Repeat each record that follows, keeping it identical.

Material for the task:
::::

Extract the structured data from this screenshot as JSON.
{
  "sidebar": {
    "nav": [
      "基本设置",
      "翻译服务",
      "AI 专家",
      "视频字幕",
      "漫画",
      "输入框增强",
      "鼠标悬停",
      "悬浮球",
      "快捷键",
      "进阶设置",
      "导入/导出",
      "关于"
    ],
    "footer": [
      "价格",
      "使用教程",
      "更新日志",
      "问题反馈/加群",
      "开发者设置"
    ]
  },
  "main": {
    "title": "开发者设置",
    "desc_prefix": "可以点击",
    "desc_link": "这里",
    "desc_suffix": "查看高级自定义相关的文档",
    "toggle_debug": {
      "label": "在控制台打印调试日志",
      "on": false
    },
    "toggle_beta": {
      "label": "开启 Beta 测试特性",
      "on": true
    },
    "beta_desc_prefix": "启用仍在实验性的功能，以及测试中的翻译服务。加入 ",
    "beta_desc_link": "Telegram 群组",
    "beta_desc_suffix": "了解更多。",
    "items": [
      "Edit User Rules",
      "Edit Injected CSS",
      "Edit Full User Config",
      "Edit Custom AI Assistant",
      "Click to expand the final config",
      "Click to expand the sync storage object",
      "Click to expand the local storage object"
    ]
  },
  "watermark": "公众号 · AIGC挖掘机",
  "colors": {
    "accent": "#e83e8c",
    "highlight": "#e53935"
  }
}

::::

Written response:
Extract the structured data from this screenshot as JSON.
{
  "sidebar": {
    "nav": [
      "基本设置",
      "翻译服务",
      "AI 专家",
      "视频字幕",
      "漫画",
      "输入框增强",
      "鼠标悬停",
      "悬浮球",
      "快捷键",
      "进阶设置",
      "导入/导出",
      "关于"
    ],
    "footer": [
      "价格",
      "使用教程",
      "更新日志",
      "问题反馈/加群",
      "开发者设置"
    ]
  },
  "main": {
    "title": "开发者设置",
    "desc_prefix": "可以点击",
    "desc_link": "这里",
    "desc_suffix": "查看高级自定义相关的文档",
    "toggle_debug": {
      "label": "在控制台打印调试日志",
      "on": false
    },
    "toggle_beta": {
      "label": "开启 Beta 测试特性",
      "on": true
    },
    "beta_desc_prefix": "启用仍在实验性的功能，以及测试中的翻译服务。加入 ",
    "beta_desc_link": "Telegram 群组",
    "beta_desc_suffix": "了解更多。",
    "items": [
      "Edit User Rules",
      "Edit Injected CSS",
      "Edit Full User Config",
      "Edit Custom AI Assistant",
      "Click to expand the final config",
      "Click to expand the sync storage object",
      "Click to expand the local storage object"
    ]
  },
  "watermark": "公众号 · AIGC挖掘机",
  "colors": {
    "accent": "#e83e8c",
    "highlight": "#e53935"
  }
}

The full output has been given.